* [Exercise goal]: Here are some entries. Repeat all of them exactly.

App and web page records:
- - - - - - -

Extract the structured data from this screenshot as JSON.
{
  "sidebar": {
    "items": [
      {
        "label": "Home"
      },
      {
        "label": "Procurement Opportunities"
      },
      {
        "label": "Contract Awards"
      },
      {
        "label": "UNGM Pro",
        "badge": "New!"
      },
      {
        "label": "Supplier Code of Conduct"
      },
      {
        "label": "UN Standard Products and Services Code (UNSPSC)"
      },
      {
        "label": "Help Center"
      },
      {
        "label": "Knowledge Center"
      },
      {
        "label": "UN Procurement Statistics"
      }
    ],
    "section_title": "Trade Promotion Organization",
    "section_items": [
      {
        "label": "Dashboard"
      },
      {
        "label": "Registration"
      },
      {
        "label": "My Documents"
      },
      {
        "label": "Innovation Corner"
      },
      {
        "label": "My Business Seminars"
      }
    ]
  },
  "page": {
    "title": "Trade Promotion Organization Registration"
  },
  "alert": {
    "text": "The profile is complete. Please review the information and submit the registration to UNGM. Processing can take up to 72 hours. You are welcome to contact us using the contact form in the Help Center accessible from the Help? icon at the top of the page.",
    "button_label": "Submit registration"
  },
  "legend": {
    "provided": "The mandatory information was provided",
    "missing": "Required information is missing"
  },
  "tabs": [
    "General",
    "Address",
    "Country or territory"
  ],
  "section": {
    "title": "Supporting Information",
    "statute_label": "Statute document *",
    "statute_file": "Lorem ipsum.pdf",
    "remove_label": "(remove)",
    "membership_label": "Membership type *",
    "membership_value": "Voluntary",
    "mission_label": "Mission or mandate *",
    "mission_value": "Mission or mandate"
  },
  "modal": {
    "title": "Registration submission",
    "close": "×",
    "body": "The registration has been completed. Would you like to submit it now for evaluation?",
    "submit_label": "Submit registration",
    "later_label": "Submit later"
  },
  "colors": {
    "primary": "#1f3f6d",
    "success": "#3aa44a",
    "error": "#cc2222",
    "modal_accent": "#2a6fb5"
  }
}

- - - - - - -

* [Answer]:
Extract the structured data from this screenshot as JSON.
{
  "sidebar": {
    "items": [
      {
        "label": "Home"
      },
      {
        "label": "Procurement Opportunities"
      },
      {
        "label": "Contract Awards"
      },
      {
        "label": "UNGM Pro",
        "badge": "New!"
      },
      {
        "label": "Supplier Code of Conduct"
      },
      {
        "label": "UN Standard Products and Services Code (UNSPSC)"
      },
      {
        "label": "Help Center"
      },
      {
        "label": "Knowledge Center"
      },
      {
        "label": "UN Procurement Statistics"
      }
    ],
    "section_title": "Trade Promotion Organization",
    "section_items": [
      {
        "label": "Dashboard"
      },
      {
        "label": "Registration"
      },
      {
        "label": "My Documents"
      },
      {
        "label": "Innovation Corner"
      },
      {
        "label": "My Business Seminars"
      }
    ]
  },
  "page": {
    "title": "Trade Promotion Organization Registration"
  },
  "alert": {
    "text": "The profile is complete. Please review the information and submit the registration to UNGM. Processing can take up to 72 hours. You are welcome to contact us using the contact form in the Help Center accessible from the Help? icon at the top of the page.",
    "button_label": "Submit registration"
  },
  "legend": {
    "provided": "The mandatory information was provided",
    "missing": "Required information is missing"
  },
  "tabs": [
    "General",
    "Address",
    "Country or territory"
  ],
  "section": {
    "title": "Supporting Information",
    "statute_label": "Statute document *",
    "statute_file": "Lorem ipsum.pdf",
    "remove_label": "(remove)",
    "membership_label": "Membership type *",
    "membership_value": "Voluntary",
    "mission_label": "Mission or mandate *",
    "mission_value": "Mission or mandate"
  },
  "modal": {
    "title": "Registration submission",
    "close": "×",
    "body": "The registration has been completed. Would you like to submit it now for evaluation?",
    "submit_label": "Submit registration",
    "later_label": "Submit later"
  },
  "colors": {
    "primary": "#1f3f6d",
    "success": "#3aa44a",
    "error": "#cc2222",
    "modal_accent": "#2a6fb5"
  }
}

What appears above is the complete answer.